Proposed rule. In brief, the proposed rule would:
- increase the capital requirements for activities of FHCs involving commodities for which existing laws would impose liability if the commodity were released into the environment;
- lower the limit on the amount of physical commodities that may be held by banks that conduct commodity trading activities;
- rescind authority for banks to engage in energy tolling and energy management services;
- delete copper from the list of precious metals that BHCs are permitted to own and store; an
- establish new public reporting requirements on the nature and extent of firms' physical commodities holdings and activities.
620 Report. The 620 Report is divided into three sections, by federal banking regulator. Section I, prepared by the Board, covers state member banks, depository institution holding companies, Edge Act and agreement corporations, and US operations of foreign banking organizations. In its section, with respect to physical commodities, the Board recommends legislative action that would:
- repeal the authority of FHCs to engage in merchant banking activities; and
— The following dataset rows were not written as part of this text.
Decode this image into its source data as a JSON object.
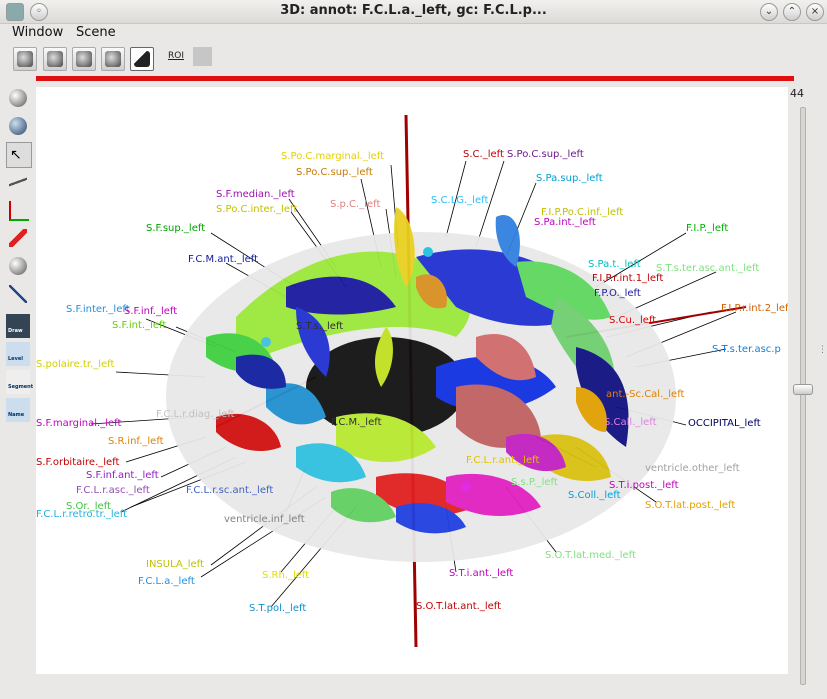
{
  "window": {
    "title": "3D: annot: F.C.L.a._left, gc: F.C.L.p..."
  },
  "menu": [
    "Window",
    "Scene"
  ],
  "toolbar": {
    "roi_label": "ROI"
  },
  "left_tools": [
    "sphere",
    "sphere-view",
    "select",
    "plane",
    "axis",
    "pencil",
    "sphere-2",
    "cross",
    "Draw",
    "Level",
    "Segment",
    "Name"
  ],
  "slice": {
    "value": "44"
  },
  "labels": [
    {
      "t": "S.Po.C.marginal._left",
      "c": "#e6d000"
    },
    {
      "t": "S.C._left",
      "c": "#c00000"
    },
    {
      "t": "S.Po.C.sup._left",
      "c": "#6a1a8a"
    },
    {
      "t": "S.Po.C.sup._left",
      "c": "#c87800"
    },
    {
      "t": "S.Pa.sup._left",
      "c": "#00a0d0"
    },
    {
      "t": "S.F.median._left",
      "c": "#9a10b0"
    },
    {
      "t": "S.Po.C.inter._left",
      "c": "#c0c000"
    },
    {
      "t": "S.p.C._left",
      "c": "#e08080"
    },
    {
      "t": "S.C.LG._left",
      "c": "#20c0ff"
    },
    {
      "t": "F.I.P.Po.C.inf._left",
      "c": "#c0c000"
    },
    {
      "t": "S.Pa.int._left",
      "c": "#c000c0"
    },
    {
      "t": "S.F.sup._left",
      "c": "#00a000"
    },
    {
      "t": "F.I.P._left",
      "c": "#00b000"
    },
    {
      "t": "F.C.M.ant._left",
      "c": "#1020a0"
    },
    {
      "t": "S.Pa.t._left",
      "c": "#00c0c0"
    },
    {
      "t": "S.T.s.ter.asc.ant._left",
      "c": "#80e080"
    },
    {
      "t": "F.I.P.r.int.1_left",
      "c": "#c00000"
    },
    {
      "t": "F.P.O._left",
      "c": "#2020a0"
    },
    {
      "t": "F.I.P.r.int.2_left",
      "c": "#d06000"
    },
    {
      "t": "S.F.inter._left",
      "c": "#2090e0"
    },
    {
      "t": "S.F.inf._left",
      "c": "#c000c0"
    },
    {
      "t": "S.F.int._left",
      "c": "#60d000"
    },
    {
      "t": "S.Cu._left",
      "c": "#e00000"
    },
    {
      "t": "S.T.s.ter.asc.p",
      "c": "#1080e0"
    },
    {
      "t": "S.polaire.tr._left",
      "c": "#d0d000"
    },
    {
      "t": "ant.-Sc.Cal._left",
      "c": "#e08000"
    },
    {
      "t": "S.F.marginal._left",
      "c": "#c000c0"
    },
    {
      "t": "F.C.L.r.diag._left",
      "c": "#c0c0c0"
    },
    {
      "t": "S.Call._left",
      "c": "#e080e0"
    },
    {
      "t": "OCCIPITAL_left",
      "c": "#000060"
    },
    {
      "t": "S.R.inf._left",
      "c": "#e08000"
    },
    {
      "t": "S.F.orbitaire._left",
      "c": "#c00000"
    },
    {
      "t": "ventricle.other_left",
      "c": "#a0a0a0"
    },
    {
      "t": "S.F.inf.ant._left",
      "c": "#9020c0"
    },
    {
      "t": "S.T.i.post._left",
      "c": "#c000c0"
    },
    {
      "t": "F.C.L.r.asc._left",
      "c": "#9050b0"
    },
    {
      "t": "F.C.L.r.sc.ant._left",
      "c": "#4060c0"
    },
    {
      "t": "S.Coll._left",
      "c": "#00a0e0"
    },
    {
      "t": "S.O.T.lat.post._left",
      "c": "#e0a000"
    },
    {
      "t": "S.Or._left",
      "c": "#40c040"
    },
    {
      "t": "F.C.L.r.retro.tr._left",
      "c": "#20b0e0"
    },
    {
      "t": "ventricle.inf_left",
      "c": "#808080"
    },
    {
      "t": "S.O.T.lat.med._left",
      "c": "#80e080"
    },
    {
      "t": "INSULA_left",
      "c": "#c0c000"
    },
    {
      "t": "S.Rh._left",
      "c": "#e0e000"
    },
    {
      "t": "S.T.i.ant._left",
      "c": "#c000c0"
    },
    {
      "t": "F.C.L.a._left",
      "c": "#2090e0"
    },
    {
      "t": "S.T.pol._left",
      "c": "#1090d0"
    },
    {
      "t": "S.O.T.lat.ant._left",
      "c": "#c00000"
    },
    {
      "t": "F.C.L.r.ant._left",
      "c": "#e0c000"
    },
    {
      "t": "S.s.P._left",
      "c": "#80e080"
    },
    {
      "t": "F.C.M._left",
      "c": "#303030"
    },
    {
      "t": "S.T.s._left",
      "c": "#303030"
    }
  ]
}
- repeal the grandfather authority for certain FHCs to engage in commodities activities under section 4(o) of the Bank Holding Company Act (BHCA).
Although participants in energy and other physical commodity markets have commented to the Board that the imposition of new capital requirements and other restrictions on bank participation in physical commodity markets could reduce liquidity and increase costs for end users, the Board has nonetheless proceeded with these proposed rules and legislative recommendations. In the proposed rule, the Board estimates that the proposed rule will not have a significant impact on the physical commodity markets or the related derivative markets.
In this article, we summarize and provide key takeaways from the proposed rule and the 620 Report. Read the full article.